While the USA Eagles were certainly also underdogs in their match against the New Zealanders, rugby perhaps has a ways to go before it attracts the most well-suited athletes of the American populace away from other sports. Even though the Eagles only scored six points on their home turf against New Zealand’s stunningly coordinated 74, the sold-out match, however, is perhaps a foreshadowing of a growing popularity of the sport on American soil. As the game grows here, as will fans’ expectations of the Eagles’ performance on the international stage. And, in that case, they had better figure out a way to first get past the All Blacks’ haka, the formidable, awesomely intense traditional Maori war dance performed before each match they play begins. As the chant goes, “Ka mate! Ka mate! Ka ora!: ’Tis death! ‘Tis death! ’Tis life!” (Armstrong 1964: 139). IMG_0276

Sources:

Armstrong, Alan (1964). Maori Games and Hakas: Instructions, Words and ActionsWellington: A.H. & A.W. Reed.

Carlin, John (2009). Invictus: Nelson Mandela and the Game That Made a NationLondon: Atlantic Books.
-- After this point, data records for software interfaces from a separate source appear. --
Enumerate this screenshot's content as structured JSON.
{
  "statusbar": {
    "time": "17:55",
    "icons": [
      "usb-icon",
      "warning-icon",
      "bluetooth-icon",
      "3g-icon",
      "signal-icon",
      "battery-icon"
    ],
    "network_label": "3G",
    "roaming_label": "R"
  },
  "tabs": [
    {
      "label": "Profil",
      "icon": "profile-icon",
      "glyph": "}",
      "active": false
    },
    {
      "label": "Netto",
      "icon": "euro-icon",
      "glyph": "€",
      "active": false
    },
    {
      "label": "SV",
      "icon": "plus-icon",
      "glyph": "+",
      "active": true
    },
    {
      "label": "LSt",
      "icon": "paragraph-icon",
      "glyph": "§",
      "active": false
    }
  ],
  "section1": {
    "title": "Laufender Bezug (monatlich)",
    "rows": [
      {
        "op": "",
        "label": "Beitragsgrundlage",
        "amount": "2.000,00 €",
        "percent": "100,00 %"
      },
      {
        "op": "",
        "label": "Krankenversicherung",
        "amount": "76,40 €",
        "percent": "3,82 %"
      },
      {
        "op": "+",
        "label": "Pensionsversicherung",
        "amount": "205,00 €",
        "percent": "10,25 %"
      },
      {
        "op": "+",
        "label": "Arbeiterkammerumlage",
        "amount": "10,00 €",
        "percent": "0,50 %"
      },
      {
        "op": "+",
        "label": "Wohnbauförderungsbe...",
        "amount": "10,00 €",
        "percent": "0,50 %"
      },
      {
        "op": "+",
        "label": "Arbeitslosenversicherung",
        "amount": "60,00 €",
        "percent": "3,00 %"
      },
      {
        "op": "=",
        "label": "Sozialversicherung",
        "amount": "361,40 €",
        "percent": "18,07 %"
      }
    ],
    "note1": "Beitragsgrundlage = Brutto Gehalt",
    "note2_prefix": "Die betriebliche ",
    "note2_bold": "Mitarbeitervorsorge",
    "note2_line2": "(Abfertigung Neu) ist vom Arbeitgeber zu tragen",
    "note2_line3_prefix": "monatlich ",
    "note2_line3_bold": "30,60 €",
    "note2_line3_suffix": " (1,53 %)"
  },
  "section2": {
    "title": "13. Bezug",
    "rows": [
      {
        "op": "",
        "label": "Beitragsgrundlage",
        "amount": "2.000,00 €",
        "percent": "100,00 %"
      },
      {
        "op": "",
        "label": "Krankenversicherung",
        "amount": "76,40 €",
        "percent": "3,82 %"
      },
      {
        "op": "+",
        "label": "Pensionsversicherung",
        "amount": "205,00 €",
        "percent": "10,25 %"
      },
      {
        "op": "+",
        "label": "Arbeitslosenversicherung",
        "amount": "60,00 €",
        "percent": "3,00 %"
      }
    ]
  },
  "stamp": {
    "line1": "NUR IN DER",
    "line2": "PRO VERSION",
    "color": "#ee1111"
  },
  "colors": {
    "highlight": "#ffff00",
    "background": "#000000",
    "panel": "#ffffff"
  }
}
Dunning, Eric and Kenneth Sheard (2005). Barbarians, Gentlemen, and Players: A Sociological Study of the Development of Rugby FootballOxford: Routledge.